TASK INSTRUCTIONS: Lines with "диска" in them are to be located in the listing below and copied.
_ _ _ _ _ _ _
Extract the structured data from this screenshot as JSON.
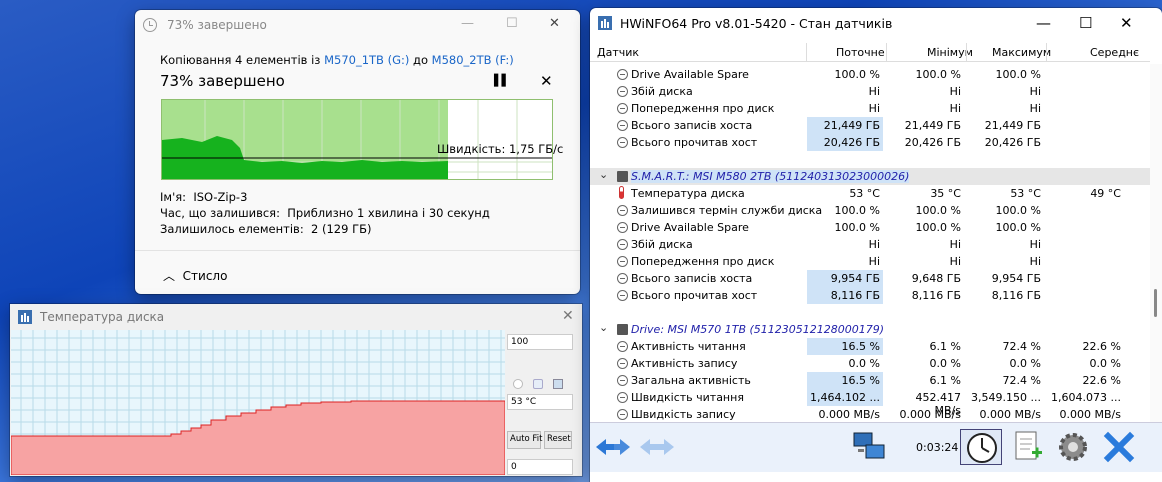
{
  "copy_dialog": {
    "title": "73% завершено",
    "line1_prefix": "Копіювання 4 елементів із ",
    "source": "M570_1TB (G:)",
    "to_word": " до ",
    "destination": "M580_2TB (F:)",
    "progress_text": "73% завершено",
    "progress": 0.73,
    "speed_text": "Швидкість: 1,75 ГБ/с",
    "name_label": "Ім'я:",
    "name_value": "ISO-Zip-3",
    "time_label": "Час, що залишився:",
    "time_value": "Приблизно 1 хвилина і 30 секунд",
    "items_label": "Залишилось елементів:",
    "items_value": "2 (129 ГБ)",
    "less_label": "Стисло",
    "accent": "#1a66c8",
    "graph_color": "#16b21e"
  },
  "temp_window": {
    "title": "Температура диска",
    "max_value": "100",
    "current_value": "53 °C",
    "min_value": "0",
    "autofit_label": "Auto Fit",
    "reset_label": "Reset",
    "fill_color": "#f7a3a3"
  },
  "hwinfo": {
    "title": "HWiNFO64 Pro v8.01-5420 - Стан датчиків",
    "columns": [
      "Датчик",
      "Поточне",
      "Мінімум",
      "Максимум",
      "Середнє"
    ],
    "rows": [
      {
        "type": "row",
        "name": "Drive Available Spare",
        "cur": "100.0 %",
        "min": "100.0 %",
        "max": "100.0 %",
        "avg": "",
        "hl": false
      },
      {
        "type": "row",
        "name": "Збій диска",
        "cur": "Ні",
        "min": "Ні",
        "max": "Ні",
        "avg": "",
        "hl": false
      },
      {
        "type": "row",
        "name": "Попередження про диск",
        "cur": "Ні",
        "min": "Ні",
        "max": "Ні",
        "avg": "",
        "hl": false
      },
      {
        "type": "row",
        "name": "Всього записів хоста",
        "cur": "21,449 ГБ",
        "min": "21,449 ГБ",
        "max": "21,449 ГБ",
        "avg": "",
        "hl": true
      },
      {
        "type": "row",
        "name": "Всього прочитав хост",
        "cur": "20,426 ГБ",
        "min": "20,426 ГБ",
        "max": "20,426 ГБ",
        "avg": "",
        "hl": true
      },
      {
        "type": "blank"
      },
      {
        "type": "group",
        "name": "S.M.A.R.T.: MSI M580 2TB (511240313023000026)",
        "selected": true
      },
      {
        "type": "row",
        "name": "Температура диска",
        "cur": "53 °C",
        "min": "35 °C",
        "max": "53 °C",
        "avg": "49 °C",
        "hl": false,
        "thermo": true
      },
      {
        "type": "row",
        "name": "Залишився термін служби диска",
        "cur": "100.0 %",
        "min": "100.0 %",
        "max": "100.0 %",
        "avg": "",
        "hl": false
      },
      {
        "type": "row",
        "name": "Drive Available Spare",
        "cur": "100.0 %",
        "min": "100.0 %",
        "max": "100.0 %",
        "avg": "",
        "hl": false
      },
      {
        "type": "row",
        "name": "Збій диска",
        "cur": "Ні",
        "min": "Ні",
        "max": "Ні",
        "avg": "",
        "hl": false
      },
      {
        "type": "row",
        "name": "Попередження про диск",
        "cur": "Ні",
        "min": "Ні",
        "max": "Ні",
        "avg": "",
        "hl": false
      },
      {
        "type": "row",
        "name": "Всього записів хоста",
        "cur": "9,954 ГБ",
        "min": "9,648 ГБ",
        "max": "9,954 ГБ",
        "avg": "",
        "hl": true
      },
      {
        "type": "row",
        "name": "Всього прочитав хост",
        "cur": "8,116 ГБ",
        "min": "8,116 ГБ",
        "max": "8,116 ГБ",
        "avg": "",
        "hl": true
      },
      {
        "type": "blank"
      },
      {
        "type": "group",
        "name": "Drive: MSI M570 1TB (511230512128000179)",
        "selected": false
      },
      {
        "type": "row",
        "name": "Активність читання",
        "cur": "16.5 %",
        "min": "6.1 %",
        "max": "72.4 %",
        "avg": "22.6 %",
        "hl": true
      },
      {
        "type": "row",
        "name": "Активність запису",
        "cur": "0.0 %",
        "min": "0.0 %",
        "max": "0.0 %",
        "avg": "0.0 %",
        "hl": false
      },
      {
        "type": "row",
        "name": "Загальна активність",
        "cur": "16.5 %",
        "min": "6.1 %",
        "max": "72.4 %",
        "avg": "22.6 %",
        "hl": true
      },
      {
        "type": "row",
        "name": "Швидкість читання",
        "cur": "1,464.102 ...",
        "min": "452.417 MB/s",
        "max": "3,549.150 ...",
        "avg": "1,604.073 ...",
        "hl": true
      },
      {
        "type": "row",
        "name": "Швидкість запису",
        "cur": "0.000 MB/s",
        "min": "0.000 MB/s",
        "max": "0.000 MB/s",
        "avg": "0.000 MB/s",
        "hl": false
      }
    ],
    "timer": "0:03:24",
    "selection_color": "#cfe3f7"
  }
}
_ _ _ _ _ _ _
ANSWER SECTION:
    "title": "Температура диска",
        "name": "Збій диска",
        "name": "Температура диска",
        "name": "Залишився термін служби диска",
        "name": "Збій диска",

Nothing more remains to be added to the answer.